O LORD, my God and Savior –
Mockery was a great ingredient to your woes.
Judas mocked You in the Garden;
the chief priests and scribes laughed you to scorn;
Herod set you at nought;
the servants and the soldiers jeered and harassed you with brutal insults;
Pilate and his guards ridiculed Your royalty, even though it was truth;
and on Your cross—where you bled through your hands, your feet, your brow—all sorts of horrid jests and hideous taunts were hurled at You.
Such ridicule is always hard to bear, but all the more when we are in intense agony.
And all the more when it is so heartless, so cruel, that it cuts us to the quick.
As I picture you hanging on Your cross, my great God and Savior crucified, I cannot bear the thought. Your frail and beaten Self was racked with anguish far beyond all mortal guess. A motley mob wagged their heads and thrusted out the lip in bitterest contempt and insult toward you, a suffering victim. So humble a Savior!
O Jesus, “despised and rejected of men,” “acquainted with grief and sorrow,” how could You die for men who treated You so ill, so poorly, so horridly? How? Herein is love so amazing, love divine, yes, love beyond degree! We, too, have despised You in the days of our own unregenerate state, and even since our new birth we have set the world on high in our hearts, and yet You bled to heal our wounds and died to give us life.
Oh, that we could set You on a glorious high throne in all men’s hearts! We would ring out Your praises over land and sea till men should as universally adore as once they did unanimously reject.
Your creatures wrong You, Oh sovereign LORD! And yet, Your grace comes down to us like a river from that Cross. You died and rose again that we might do the same. So we run to you, from the foot of that cross to the foot of Your throne, hearts bursting forth with thanksgiving and praise, “Oh God, take me! Like You there is no other! My life is purchased and Yours!”

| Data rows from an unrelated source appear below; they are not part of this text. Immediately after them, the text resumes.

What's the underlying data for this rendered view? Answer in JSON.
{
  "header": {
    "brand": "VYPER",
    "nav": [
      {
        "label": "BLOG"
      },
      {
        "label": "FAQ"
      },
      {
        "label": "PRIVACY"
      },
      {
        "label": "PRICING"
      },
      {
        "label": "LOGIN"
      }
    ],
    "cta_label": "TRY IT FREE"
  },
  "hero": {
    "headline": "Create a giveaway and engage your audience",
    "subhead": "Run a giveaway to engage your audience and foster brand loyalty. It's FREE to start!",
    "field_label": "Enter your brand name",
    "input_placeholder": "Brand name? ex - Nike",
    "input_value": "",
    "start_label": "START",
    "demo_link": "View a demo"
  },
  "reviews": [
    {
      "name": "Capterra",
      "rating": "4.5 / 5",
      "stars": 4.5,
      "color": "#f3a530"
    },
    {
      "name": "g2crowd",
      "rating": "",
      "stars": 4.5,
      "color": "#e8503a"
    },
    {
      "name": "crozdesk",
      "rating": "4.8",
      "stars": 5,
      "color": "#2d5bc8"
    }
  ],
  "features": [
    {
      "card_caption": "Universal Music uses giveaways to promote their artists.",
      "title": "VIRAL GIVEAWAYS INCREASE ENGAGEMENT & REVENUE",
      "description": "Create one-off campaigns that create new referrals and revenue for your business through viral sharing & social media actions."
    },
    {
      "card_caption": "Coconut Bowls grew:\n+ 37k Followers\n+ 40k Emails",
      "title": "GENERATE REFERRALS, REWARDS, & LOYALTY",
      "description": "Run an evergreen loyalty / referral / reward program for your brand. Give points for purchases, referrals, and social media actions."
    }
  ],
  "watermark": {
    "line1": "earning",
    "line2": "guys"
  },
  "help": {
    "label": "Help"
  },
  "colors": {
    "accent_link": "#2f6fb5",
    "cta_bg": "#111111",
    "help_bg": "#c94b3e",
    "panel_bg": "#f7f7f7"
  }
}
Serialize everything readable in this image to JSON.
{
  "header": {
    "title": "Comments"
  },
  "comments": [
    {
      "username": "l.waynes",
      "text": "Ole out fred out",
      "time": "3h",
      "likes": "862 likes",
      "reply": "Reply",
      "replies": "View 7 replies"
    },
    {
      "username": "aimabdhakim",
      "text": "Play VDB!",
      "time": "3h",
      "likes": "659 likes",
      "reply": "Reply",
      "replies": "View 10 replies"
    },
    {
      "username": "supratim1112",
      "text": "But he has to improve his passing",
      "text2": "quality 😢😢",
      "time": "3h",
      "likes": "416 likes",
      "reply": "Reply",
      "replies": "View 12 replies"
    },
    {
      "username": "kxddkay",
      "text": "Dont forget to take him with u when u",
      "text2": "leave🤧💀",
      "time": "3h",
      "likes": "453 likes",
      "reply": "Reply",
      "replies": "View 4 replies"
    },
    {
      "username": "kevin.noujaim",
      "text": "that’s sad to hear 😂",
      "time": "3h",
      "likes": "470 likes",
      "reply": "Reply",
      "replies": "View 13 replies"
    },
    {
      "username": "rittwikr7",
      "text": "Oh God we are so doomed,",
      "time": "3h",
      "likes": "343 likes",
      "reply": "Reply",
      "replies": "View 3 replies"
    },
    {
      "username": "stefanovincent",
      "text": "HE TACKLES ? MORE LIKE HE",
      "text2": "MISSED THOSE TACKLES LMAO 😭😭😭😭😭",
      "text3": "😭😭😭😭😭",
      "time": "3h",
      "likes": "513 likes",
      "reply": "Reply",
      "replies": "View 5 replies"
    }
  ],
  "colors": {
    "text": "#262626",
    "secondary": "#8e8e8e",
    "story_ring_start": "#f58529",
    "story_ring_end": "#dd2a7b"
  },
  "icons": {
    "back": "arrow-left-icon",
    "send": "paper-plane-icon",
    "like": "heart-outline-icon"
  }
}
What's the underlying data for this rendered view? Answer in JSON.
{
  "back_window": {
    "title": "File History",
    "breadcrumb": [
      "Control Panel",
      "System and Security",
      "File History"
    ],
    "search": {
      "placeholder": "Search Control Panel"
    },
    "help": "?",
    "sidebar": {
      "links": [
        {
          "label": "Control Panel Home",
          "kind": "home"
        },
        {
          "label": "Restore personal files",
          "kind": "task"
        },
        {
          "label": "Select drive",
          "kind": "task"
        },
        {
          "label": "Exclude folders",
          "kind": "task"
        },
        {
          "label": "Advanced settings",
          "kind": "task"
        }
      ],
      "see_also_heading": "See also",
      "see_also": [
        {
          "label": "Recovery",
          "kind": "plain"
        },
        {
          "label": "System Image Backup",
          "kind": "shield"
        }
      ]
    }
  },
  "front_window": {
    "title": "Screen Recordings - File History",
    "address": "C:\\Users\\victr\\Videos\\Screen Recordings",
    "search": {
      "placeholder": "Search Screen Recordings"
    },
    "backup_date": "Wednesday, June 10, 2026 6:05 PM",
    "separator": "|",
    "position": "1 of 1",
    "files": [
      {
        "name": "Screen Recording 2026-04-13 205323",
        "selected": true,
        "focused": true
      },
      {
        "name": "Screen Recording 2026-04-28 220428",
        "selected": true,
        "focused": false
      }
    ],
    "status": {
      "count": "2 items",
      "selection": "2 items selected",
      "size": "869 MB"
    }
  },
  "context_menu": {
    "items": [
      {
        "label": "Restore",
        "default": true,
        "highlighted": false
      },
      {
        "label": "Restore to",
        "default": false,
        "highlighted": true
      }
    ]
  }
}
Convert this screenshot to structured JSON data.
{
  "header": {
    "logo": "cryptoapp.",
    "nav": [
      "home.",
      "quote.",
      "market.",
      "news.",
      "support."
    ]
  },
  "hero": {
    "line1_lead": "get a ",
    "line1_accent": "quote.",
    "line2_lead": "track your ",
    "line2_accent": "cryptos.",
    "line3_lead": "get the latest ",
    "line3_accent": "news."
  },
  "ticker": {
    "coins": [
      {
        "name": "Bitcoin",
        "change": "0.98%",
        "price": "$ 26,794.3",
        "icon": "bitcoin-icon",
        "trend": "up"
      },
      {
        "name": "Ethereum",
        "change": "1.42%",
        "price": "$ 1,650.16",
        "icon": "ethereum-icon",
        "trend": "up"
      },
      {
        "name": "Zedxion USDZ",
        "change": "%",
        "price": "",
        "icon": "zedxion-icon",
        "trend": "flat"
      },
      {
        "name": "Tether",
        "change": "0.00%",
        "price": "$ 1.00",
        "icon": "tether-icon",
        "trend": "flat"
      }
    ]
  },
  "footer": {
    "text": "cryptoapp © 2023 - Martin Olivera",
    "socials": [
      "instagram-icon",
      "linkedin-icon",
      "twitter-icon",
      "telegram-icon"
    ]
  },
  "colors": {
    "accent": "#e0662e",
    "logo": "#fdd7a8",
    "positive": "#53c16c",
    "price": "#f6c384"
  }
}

(adapted from Charles H. Spurgeon’s Morning and Evening devotional)